Task statement: Would you please copy exactly the line with "Enumerate this screenshot's" and all lines that follow it in the data below, through the last one?

Top of Supplied records

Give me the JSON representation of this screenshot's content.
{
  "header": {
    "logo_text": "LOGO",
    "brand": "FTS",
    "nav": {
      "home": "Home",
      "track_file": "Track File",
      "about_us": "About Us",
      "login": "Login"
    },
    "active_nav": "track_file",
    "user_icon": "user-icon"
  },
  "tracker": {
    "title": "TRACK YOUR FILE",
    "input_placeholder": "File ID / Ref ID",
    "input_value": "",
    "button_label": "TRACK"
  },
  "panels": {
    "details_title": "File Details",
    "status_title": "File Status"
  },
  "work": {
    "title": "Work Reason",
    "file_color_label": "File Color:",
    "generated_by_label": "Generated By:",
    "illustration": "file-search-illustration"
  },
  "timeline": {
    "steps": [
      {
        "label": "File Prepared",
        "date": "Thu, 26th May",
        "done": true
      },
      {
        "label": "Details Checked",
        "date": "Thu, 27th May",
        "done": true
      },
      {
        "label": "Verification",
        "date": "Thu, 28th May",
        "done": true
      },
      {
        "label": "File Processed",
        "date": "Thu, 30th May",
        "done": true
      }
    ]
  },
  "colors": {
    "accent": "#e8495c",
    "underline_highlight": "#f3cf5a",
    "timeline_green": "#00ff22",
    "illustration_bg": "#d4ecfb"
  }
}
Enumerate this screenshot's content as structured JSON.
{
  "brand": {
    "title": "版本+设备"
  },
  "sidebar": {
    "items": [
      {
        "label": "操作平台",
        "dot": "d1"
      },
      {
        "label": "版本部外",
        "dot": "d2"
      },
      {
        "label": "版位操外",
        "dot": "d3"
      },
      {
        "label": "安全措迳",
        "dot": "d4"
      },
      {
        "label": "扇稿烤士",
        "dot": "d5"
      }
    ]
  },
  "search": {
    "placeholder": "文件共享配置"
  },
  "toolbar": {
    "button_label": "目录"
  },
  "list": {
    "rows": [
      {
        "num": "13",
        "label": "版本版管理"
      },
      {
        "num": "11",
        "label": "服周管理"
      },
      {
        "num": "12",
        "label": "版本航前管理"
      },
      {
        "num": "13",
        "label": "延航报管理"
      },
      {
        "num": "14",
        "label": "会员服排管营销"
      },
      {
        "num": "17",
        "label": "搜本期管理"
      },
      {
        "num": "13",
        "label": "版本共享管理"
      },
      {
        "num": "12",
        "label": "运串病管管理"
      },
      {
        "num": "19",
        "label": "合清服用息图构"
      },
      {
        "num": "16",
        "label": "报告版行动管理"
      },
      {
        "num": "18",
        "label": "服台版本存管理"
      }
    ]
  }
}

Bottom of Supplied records

Response area:
Enumerate this screenshot's content as structured JSON.
{
  "brand": {
    "title": "版本+设备"
  },
  "sidebar": {
    "items": [
      {
        "label": "操作平台",
        "dot": "d1"
      },
      {
        "label": "版本部外",
        "dot": "d2"
      },
      {
        "label": "版位操外",
        "dot": "d3"
      },
      {
        "label": "安全措迳",
        "dot": "d4"
      },
      {
        "label": "扇稿烤士",
        "dot": "d5"
      }
    ]
  },
  "search": {
    "placeholder": "文件共享配置"
  },
  "toolbar": {
    "button_label": "目录"
  },
  "list": {
    "rows": [
      {
        "num": "13",
        "label": "版本版管理"
      },
      {
        "num": "11",
        "label": "服周管理"
      },
      {
        "num": "12",
        "label": "版本航前管理"
      },
      {
        "num": "13",
        "label": "延航报管理"
      },
      {
        "num": "14",
        "label": "会员服排管营销"
      },
      {
        "num": "17",
        "label": "搜本期管理"
      },
      {
        "num": "13",
        "label": "版本共享管理"
      },
      {
        "num": "12",
        "label": "运串病管管理"
      },
      {
        "num": "19",
        "label": "合清服用息图构"
      },
      {
        "num": "16",
        "label": "报告版行动管理"
      },
      {
        "num": "18",
        "label": "服台版本存管理"
      }
    ]
  }
}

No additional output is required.